The most recent tech-privacy controversy has emerged in the midst of coronavirus, while schools and companies worldwide are attempting to find ways to connect online. From the start of e-learning and social distancing, Zoom has been perhaps the most prominent site for group calls. But this week, scandal surrounded the app as reports poured in of “zoombombing,” with hackers entering calls and sharing racist and sexist remarks as well as explicit images. Several lawsuits have been filed against the company for “inadequate data privacy and security measures,” and many governments and companies have either banned the use of Zoom for their citizens/employees or warned against it. Though this is upsetting and frightening, there is a quick fix: stop using Zoom and switch to a more secure video calling service like Skype or Google Meets, which has touted its superior security protocol in the midst of Zoom’s troubles. But what can be done when the rest of your technology is listening to you too?

It seems that all the headlines about technology and privacy are written to induce paranoia from the first few words in: “Alexa has been eavesdropping on you this whole time” and “Of Course Your Phone Is Listening To You.” Without even reading the articles, I felt dread seeping in. After some research though, it seems technology tracks your information in different ways than might first come to mind.

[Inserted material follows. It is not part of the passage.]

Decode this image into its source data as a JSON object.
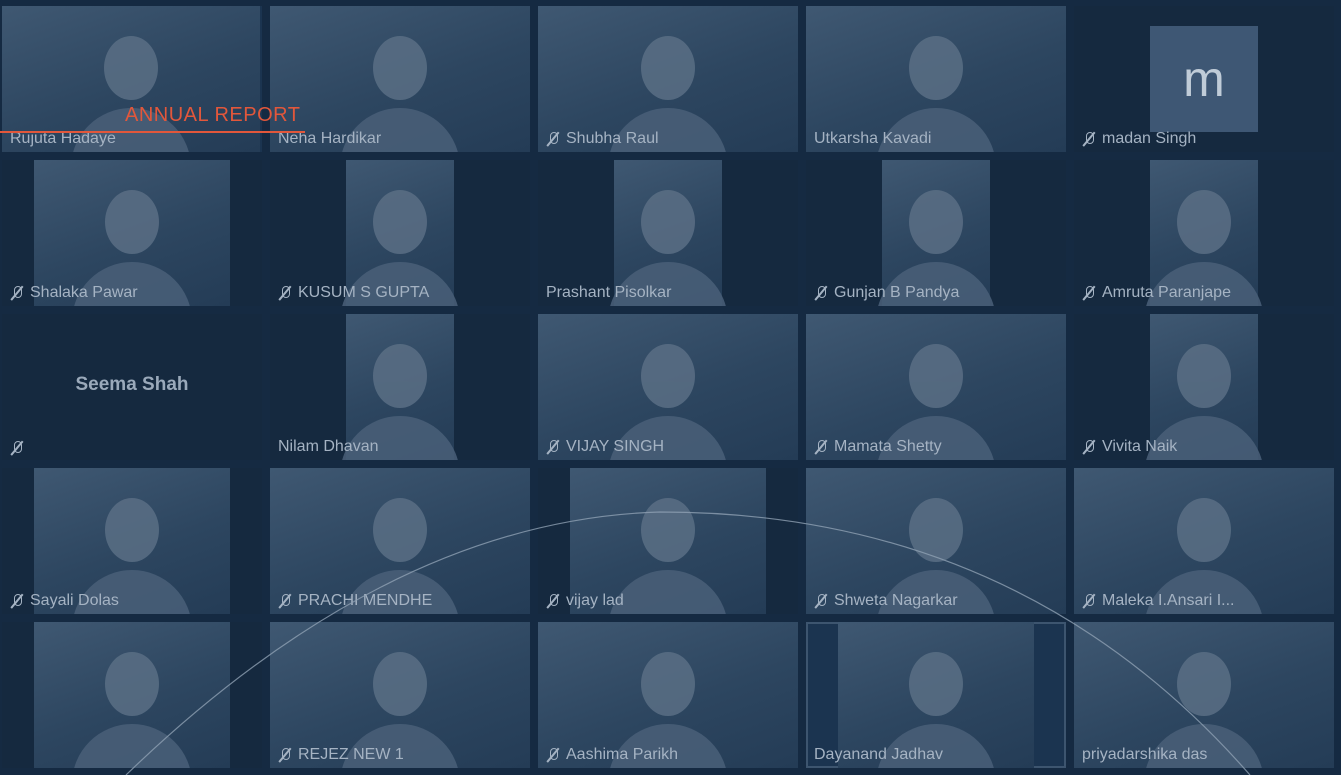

There most likely is not a hacker or an FBI agent hunched over in a dark room replaying your conversations or watching footage from your computer camera 24/7, but apps, social media companies, and advertisers have surprisingly easy access to your personal details. When downloading apps or creating social media accounts, there is a lot of fine print about security most people skim over. Algorithms track your every move to target you with ads, and some social media have “trigger words” that phone microphones pick up on when spoken in order to start recording you. This is why you may encounter a lot of disconcerting coincidences of ads popping up in your feed about something you recently googled or discussed.

 The general consensus is that most companies have access to the technology that would allow them to actively listen through your phone and pick up snippets of audio, but we cannot be certain if they are actually utilizing this technology. Though this lack of privacy may be somewhat shocking, chances are companies do not care much about what you say for reasons other than to target you with advertisements. If you are handling confidential information, perhaps because of a government-related job or other secretive purposes, then perhaps it is best to save that information for in-person conversations rather than risk it being overheard.

Although my brief venture into the world of tech privacy was not quite comforting, I do believe being educated about your information online is the first step of being in control of what you share on the internet. The fact of the matter is, it is nearly impossible to avoid technology and potential situations that put your online identity at risk, but there are many steps you can take to keep your privacy secure. Perhaps avoid apps like TikTok or Zoom that blatantly steal or do a poor job of protecting your data, and research apps extensively before clicking “download.” If it makes you feel more comfortable, live without virtual assistants and turn off Siri. Refrain from putting too much information about yourself online, and make sure your accounts are private. The hard truth is that technology is most likely infiltrating your life in some manner, but to be aware and careful as you navigate the world of tech is already a great start to protecting yourself.

Here are two articles to guide you through protecting yourself online:

Leave a Reply

Your email address will not be published.